**MATERIAL FOR THIS TASK:**
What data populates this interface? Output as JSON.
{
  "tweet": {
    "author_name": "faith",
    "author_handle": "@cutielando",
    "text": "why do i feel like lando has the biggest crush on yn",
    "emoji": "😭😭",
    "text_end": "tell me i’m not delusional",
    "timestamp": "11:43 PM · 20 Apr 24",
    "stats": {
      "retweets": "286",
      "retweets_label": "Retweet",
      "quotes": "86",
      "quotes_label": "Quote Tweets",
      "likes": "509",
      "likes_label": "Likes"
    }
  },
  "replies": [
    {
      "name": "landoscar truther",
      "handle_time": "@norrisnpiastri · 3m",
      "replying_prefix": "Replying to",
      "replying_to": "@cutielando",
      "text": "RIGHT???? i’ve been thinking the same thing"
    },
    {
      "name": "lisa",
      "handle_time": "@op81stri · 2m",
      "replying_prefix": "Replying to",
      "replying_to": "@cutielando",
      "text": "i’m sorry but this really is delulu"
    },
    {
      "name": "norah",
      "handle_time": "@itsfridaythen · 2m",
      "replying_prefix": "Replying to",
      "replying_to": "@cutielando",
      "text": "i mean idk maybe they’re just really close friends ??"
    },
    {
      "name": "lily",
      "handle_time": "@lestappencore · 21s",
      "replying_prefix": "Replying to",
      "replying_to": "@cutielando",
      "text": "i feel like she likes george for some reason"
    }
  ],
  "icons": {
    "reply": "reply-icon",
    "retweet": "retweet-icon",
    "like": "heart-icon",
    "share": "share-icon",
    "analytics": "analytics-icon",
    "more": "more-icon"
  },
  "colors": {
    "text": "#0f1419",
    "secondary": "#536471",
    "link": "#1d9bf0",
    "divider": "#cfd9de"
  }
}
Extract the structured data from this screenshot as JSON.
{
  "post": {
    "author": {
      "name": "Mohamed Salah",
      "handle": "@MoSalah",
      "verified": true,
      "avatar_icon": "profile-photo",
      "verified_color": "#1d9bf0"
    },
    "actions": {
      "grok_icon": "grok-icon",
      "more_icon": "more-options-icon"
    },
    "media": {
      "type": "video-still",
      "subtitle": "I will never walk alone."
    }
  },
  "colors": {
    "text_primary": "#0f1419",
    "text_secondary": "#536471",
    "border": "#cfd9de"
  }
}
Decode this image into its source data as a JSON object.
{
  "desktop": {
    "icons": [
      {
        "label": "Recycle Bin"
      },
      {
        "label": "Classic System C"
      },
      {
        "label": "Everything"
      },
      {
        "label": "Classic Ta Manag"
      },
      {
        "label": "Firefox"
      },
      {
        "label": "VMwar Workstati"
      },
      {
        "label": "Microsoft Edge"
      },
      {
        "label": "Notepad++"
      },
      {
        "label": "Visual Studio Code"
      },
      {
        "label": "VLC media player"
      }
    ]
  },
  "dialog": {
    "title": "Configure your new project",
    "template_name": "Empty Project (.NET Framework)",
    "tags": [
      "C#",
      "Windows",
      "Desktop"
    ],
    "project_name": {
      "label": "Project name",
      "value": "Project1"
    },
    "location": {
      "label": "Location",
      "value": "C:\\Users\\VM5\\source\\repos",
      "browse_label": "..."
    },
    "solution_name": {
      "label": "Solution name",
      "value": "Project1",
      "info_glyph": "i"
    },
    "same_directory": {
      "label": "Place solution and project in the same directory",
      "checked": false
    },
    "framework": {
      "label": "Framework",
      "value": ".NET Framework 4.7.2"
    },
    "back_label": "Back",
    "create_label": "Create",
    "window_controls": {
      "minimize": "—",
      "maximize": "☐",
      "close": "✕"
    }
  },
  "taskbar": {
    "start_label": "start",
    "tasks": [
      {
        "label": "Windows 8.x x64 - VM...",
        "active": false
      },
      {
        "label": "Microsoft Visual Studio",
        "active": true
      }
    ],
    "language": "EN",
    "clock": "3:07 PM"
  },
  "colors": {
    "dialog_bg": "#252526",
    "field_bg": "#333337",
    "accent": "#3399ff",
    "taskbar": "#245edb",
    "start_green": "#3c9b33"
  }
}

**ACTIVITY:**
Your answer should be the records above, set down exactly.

**RESPONSE BOX:**
What data populates this interface? Output as JSON.
{
  "tweet": {
    "author_name": "faith",
    "author_handle": "@cutielando",
    "text": "why do i feel like lando has the biggest crush on yn",
    "emoji": "😭😭",
    "text_end": "tell me i’m not delusional",
    "timestamp": "11:43 PM · 20 Apr 24",
    "stats": {
      "retweets": "286",
      "retweets_label": "Retweet",
      "quotes": "86",
      "quotes_label": "Quote Tweets",
      "likes": "509",
      "likes_label": "Likes"
    }
  },
  "replies": [
    {
      "name": "landoscar truther",
      "handle_time": "@norrisnpiastri · 3m",
      "replying_prefix": "Replying to",
      "replying_to": "@cutielando",
      "text": "RIGHT???? i’ve been thinking the same thing"
    },
    {
      "name": "lisa",
      "handle_time": "@op81stri · 2m",
      "replying_prefix": "Replying to",
      "replying_to": "@cutielando",
      "text": "i’m sorry but this really is delulu"
    },
    {
      "name": "norah",
      "handle_time": "@itsfridaythen · 2m",
      "replying_prefix": "Replying to",
      "replying_to": "@cutielando",
      "text": "i mean idk maybe they’re just really close friends ??"
    },
    {
      "name": "lily",
      "handle_time": "@lestappencore · 21s",
      "replying_prefix": "Replying to",
      "replying_to": "@cutielando",
      "text": "i feel like she likes george for some reason"
    }
  ],
  "icons": {
    "reply": "reply-icon",
    "retweet": "retweet-icon",
    "like": "heart-icon",
    "share": "share-icon",
    "analytics": "analytics-icon",
    "more": "more-icon"
  },
  "colors": {
    "text": "#0f1419",
    "secondary": "#536471",
    "link": "#1d9bf0",
    "divider": "#cfd9de"
  }
}
Extract the structured data from this screenshot as JSON.
{
  "post": {
    "author": {
      "name": "Mohamed Salah",
      "handle": "@MoSalah",
      "verified": true,
      "avatar_icon": "profile-photo",
      "verified_color": "#1d9bf0"
    },
    "actions": {
      "grok_icon": "grok-icon",
      "more_icon": "more-options-icon"
    },
    "media": {
      "type": "video-still",
      "subtitle": "I will never walk alone."
    }
  },
  "colors": {
    "text_primary": "#0f1419",
    "text_secondary": "#536471",
    "border": "#cfd9de"
  }
}
Decode this image into its source data as a JSON object.
{
  "desktop": {
    "icons": [
      {
        "label": "Recycle Bin"
      },
      {
        "label": "Classic System C"
      },
      {
        "label": "Everything"
      },
      {
        "label": "Classic Ta Manag"
      },
      {
        "label": "Firefox"
      },
      {
        "label": "VMwar Workstati"
      },
      {
        "label": "Microsoft Edge"
      },
      {
        "label": "Notepad++"
      },
      {
        "label": "Visual Studio Code"
      },
      {
        "label": "VLC media player"
      }
    ]
  },
  "dialog": {
    "title": "Configure your new project",
    "template_name": "Empty Project (.NET Framework)",
    "tags": [
      "C#",
      "Windows",
      "Desktop"
    ],
    "project_name": {
      "label": "Project name",
      "value": "Project1"
    },
    "location": {
      "label": "Location",
      "value": "C:\\Users\\VM5\\source\\repos",
      "browse_label": "..."
    },
    "solution_name": {
      "label": "Solution name",
      "value": "Project1",
      "info_glyph": "i"
    },
    "same_directory": {
      "label": "Place solution and project in the same directory",
      "checked": false
    },
    "framework": {
      "label": "Framework",
      "value": ".NET Framework 4.7.2"
    },
    "back_label": "Back",
    "create_label": "Create",
    "window_controls": {
      "minimize": "—",
      "maximize": "☐",
      "close": "✕"
    }
  },
  "taskbar": {
    "start_label": "start",
    "tasks": [
      {
        "label": "Windows 8.x x64 - VM...",
        "active": false
      },
      {
        "label": "Microsoft Visual Studio",
        "active": true
      }
    ],
    "language": "EN",
    "clock": "3:07 PM"
  },
  "colors": {
    "dialog_bg": "#252526",
    "field_bg": "#333337",
    "accent": "#3399ff",
    "taskbar": "#245edb",
    "start_green": "#3c9b33"
  }
}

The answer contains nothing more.